TASK: For this exercise, print the listing below exactly, without its pictures.

PROVIDED INFORMATION:
-- -- --

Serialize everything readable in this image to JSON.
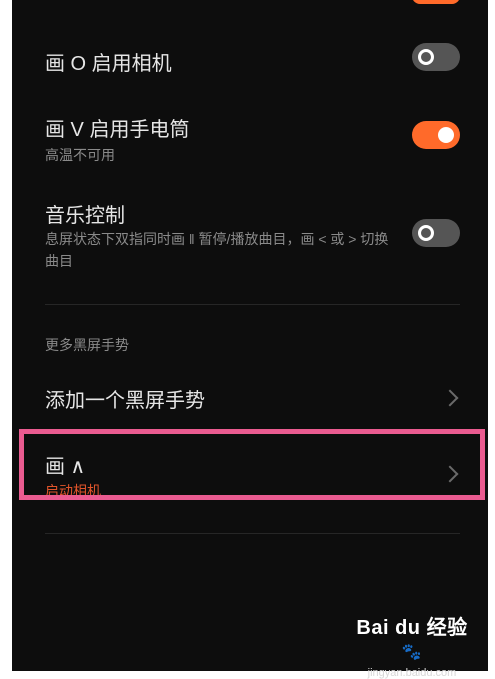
{
  "settings": [
    {
      "title": "画 O 启用相机",
      "subtitle": "",
      "toggle": "off"
    },
    {
      "title": "画 V 启用手电筒",
      "subtitle": "高温不可用",
      "toggle": "on"
    },
    {
      "title": "音乐控制",
      "subtitle": "息屏状态下双指同时画 ‖ 暂停/播放曲目，画 < 或 > 切换曲目",
      "toggle": "off"
    }
  ],
  "section": {
    "label": "更多黑屏手势"
  },
  "nav_items": [
    {
      "title": "添加一个黑屏手势",
      "subtitle": ""
    },
    {
      "title": "画 ∧",
      "subtitle": "启动相机"
    }
  ],
  "watermark": {
    "logo": "Bai du 经验",
    "paw": "🐾",
    "site": "jingyan.baidu.com"
  },
  "colors": {
    "accent": "#ff6a2a",
    "highlight": "#ea5b90",
    "background": "#0d0d0d"
  }
}
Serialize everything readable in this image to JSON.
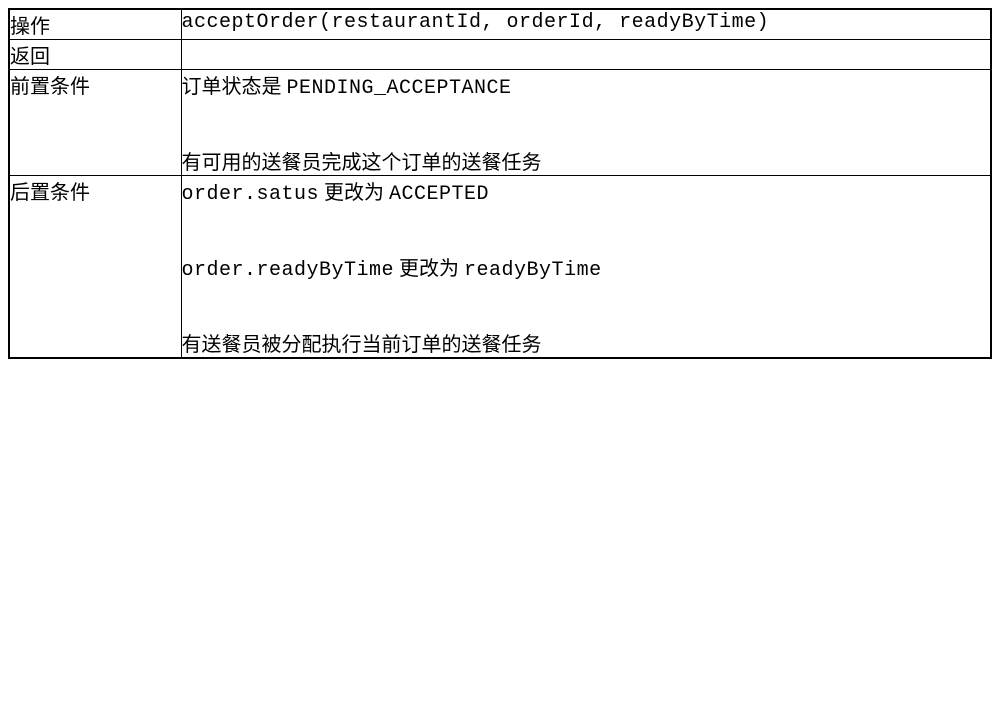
{
  "rows": {
    "operation": {
      "label": "操作",
      "value": "acceptOrder(restaurantId, orderId, readyByTime)"
    },
    "returns": {
      "label": "返回",
      "value": ""
    },
    "precondition": {
      "label": "前置条件",
      "line1_prefix": "订单状态是 ",
      "line1_mono": "PENDING_ACCEPTANCE",
      "line2": "有可用的送餐员完成这个订单的送餐任务"
    },
    "postcondition": {
      "label": "后置条件",
      "line1_mono1": "order.satus",
      "line1_mid": " 更改为 ",
      "line1_mono2": "ACCEPTED",
      "line2_mono1": "order.readyByTime",
      "line2_mid": " 更改为 ",
      "line2_mono2": "readyByTime",
      "line3": "有送餐员被分配执行当前订单的送餐任务"
    }
  }
}
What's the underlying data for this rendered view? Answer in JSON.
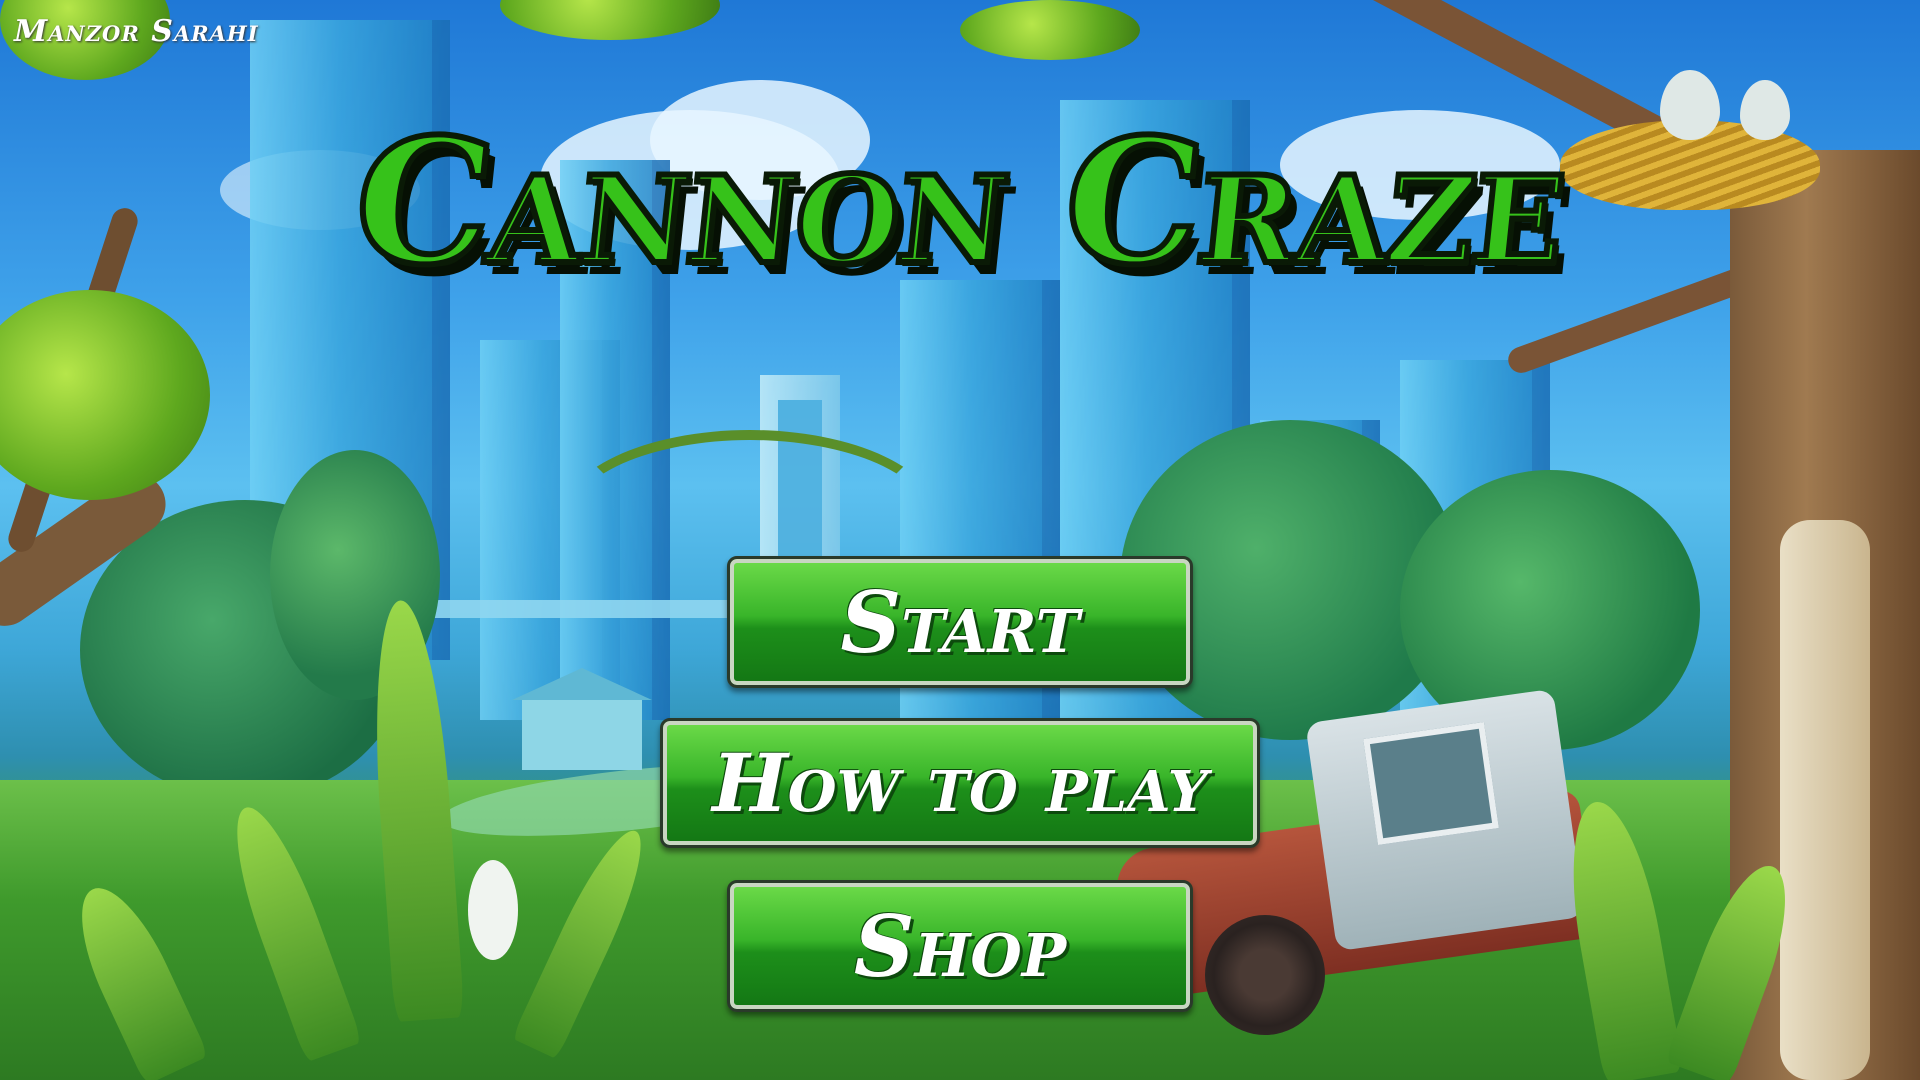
{
  "game": {
    "title": "Cannon Craze",
    "watermark": "Manzor Sarahi"
  },
  "menu": {
    "start_label": "Start",
    "how_to_play_label": "How to play",
    "shop_label": "Shop"
  },
  "colors": {
    "title_green": "#36c21a",
    "button_green": "#1d8f1a",
    "button_text": "#ffffff"
  }
}
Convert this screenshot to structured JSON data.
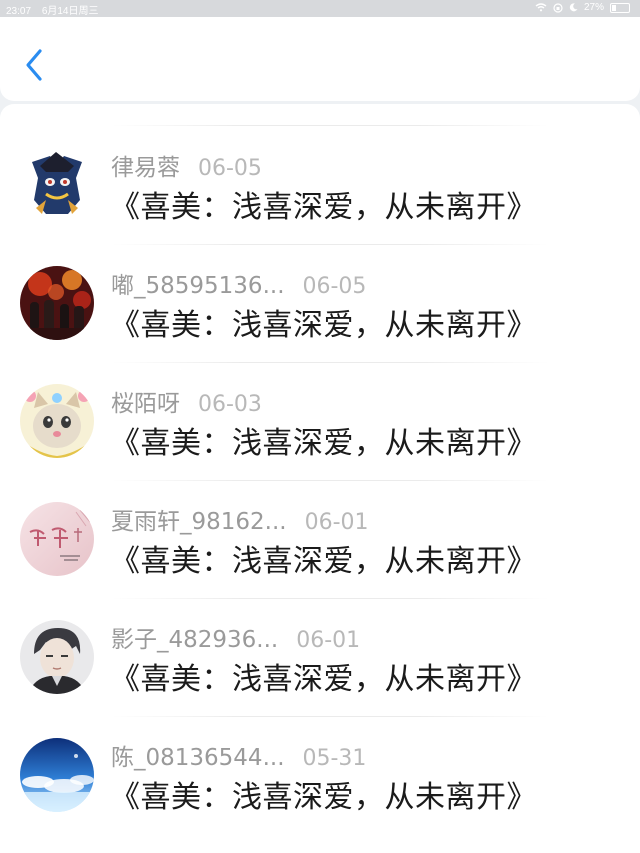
{
  "status_bar": {
    "time": "23:07",
    "date": "6月14日周三",
    "battery": "27%"
  },
  "nav": {
    "back_icon": "chevron-left-icon",
    "accent": "#2a8cf0"
  },
  "items": [
    {
      "name": "律易蓉",
      "date": "06-05",
      "title": "《喜美：浅喜深爱，从未离开》",
      "avatar": "cartoon-hero"
    },
    {
      "name": "嘟_58595136...",
      "date": "06-05",
      "title": "《喜美：浅喜深爱，从未离开》",
      "avatar": "crowd-photo"
    },
    {
      "name": "桜陌呀",
      "date": "06-03",
      "title": "《喜美：浅喜深爱，从未离开》",
      "avatar": "cat"
    },
    {
      "name": "夏雨轩_98162...",
      "date": "06-01",
      "title": "《喜美：浅喜深爱，从未离开》",
      "avatar": "calligraphy"
    },
    {
      "name": "影子_482936...",
      "date": "06-01",
      "title": "《喜美：浅喜深爱，从未离开》",
      "avatar": "anime-boy"
    },
    {
      "name": "陈_08136544...",
      "date": "05-31",
      "title": "《喜美：浅喜深爱，从未离开》",
      "avatar": "sky-clouds"
    }
  ]
}
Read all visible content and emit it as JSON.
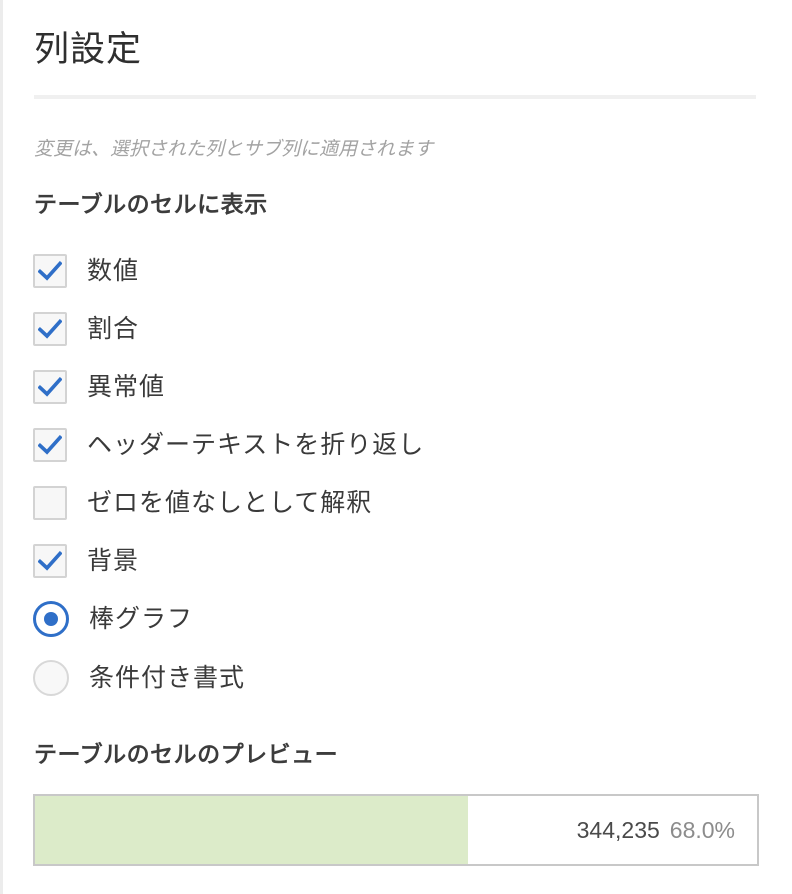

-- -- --

SOLUTION TO THIS TASK:
Serialize everything readable in this image to JSON.
{
  "settings": [
    {
      "title": "画 O 启用相机",
      "subtitle": "",
      "toggle": "off"
    },
    {
      "title": "画 V 启用手电筒",
      "subtitle": "高温不可用",
      "toggle": "on"
    },
    {
      "title": "音乐控制",
      "subtitle": "息屏状态下双指同时画 ‖ 暂停/播放曲目，画 < 或 > 切换曲目",
      "toggle": "off"
    }
  ],
  "section": {
    "label": "更多黑屏手势"
  },
  "nav_items": [
    {
      "title": "添加一个黑屏手势",
      "subtitle": ""
    },
    {
      "title": "画 ∧",
      "subtitle": "启动相机"
    }
  ],
  "watermark": {
    "logo": "Bai du 经验",
    "paw": "🐾",
    "site": "jingyan.baidu.com"
  },
  "colors": {
    "accent": "#ff6a2a",
    "highlight": "#ea5b90",
    "background": "#0d0d0d"
  }
}
Serialize everything readable in this image to JSON.
{
  "rows": {
    "operation": {
      "label": "操作",
      "value": "acceptOrder(restaurantId, orderId, readyByTime)"
    },
    "returns": {
      "label": "返回",
      "value": ""
    },
    "precondition": {
      "label": "前置条件",
      "line1_prefix": "订单状态是 ",
      "line1_mono": "PENDING_ACCEPTANCE",
      "line2": "有可用的送餐员完成这个订单的送餐任务"
    },
    "postcondition": {
      "label": "后置条件",
      "line1_mono1": "order.satus",
      "line1_mid": " 更改为 ",
      "line1_mono2": "ACCEPTED",
      "line2_mono1": "order.readyByTime",
      "line2_mid": " 更改为 ",
      "line2_mono2": "readyByTime",
      "line3": "有送餐员被分配执行当前订单的送餐任务"
    }
  }
}
What's the underlying data for this rendered view? Answer in JSON.
{
  "game": {
    "title": "Cannon Craze",
    "watermark": "Manzor Sarahi"
  },
  "menu": {
    "start_label": "Start",
    "how_to_play_label": "How to play",
    "shop_label": "Shop"
  },
  "colors": {
    "title_green": "#36c21a",
    "button_green": "#1d8f1a",
    "button_text": "#ffffff"
  }
}
Convert this screenshot to structured JSON data.
{
  "status_bar": {
    "time": "23:07",
    "date": "6月14日周三",
    "battery": "27%"
  },
  "nav": {
    "back_icon": "chevron-left-icon",
    "accent": "#2a8cf0"
  },
  "items": [
    {
      "name": "律易蓉",
      "date": "06-05",
      "title": "《喜美：浅喜深爱，从未离开》",
      "avatar": "cartoon-hero"
    },
    {
      "name": "嘟_58595136...",
      "date": "06-05",
      "title": "《喜美：浅喜深爱，从未离开》",
      "avatar": "crowd-photo"
    },
    {
      "name": "桜陌呀",
      "date": "06-03",
      "title": "《喜美：浅喜深爱，从未离开》",
      "avatar": "cat"
    },
    {
      "name": "夏雨轩_98162...",
      "date": "06-01",
      "title": "《喜美：浅喜深爱，从未离开》",
      "avatar": "calligraphy"
    },
    {
      "name": "影子_482936...",
      "date": "06-01",
      "title": "《喜美：浅喜深爱，从未离开》",
      "avatar": "anime-boy"
    },
    {
      "name": "陈_08136544...",
      "date": "05-31",
      "title": "《喜美：浅喜深爱，从未离开》",
      "avatar": "sky-clouds"
    }
  ]
}
Read all visible content and emit it as JSON.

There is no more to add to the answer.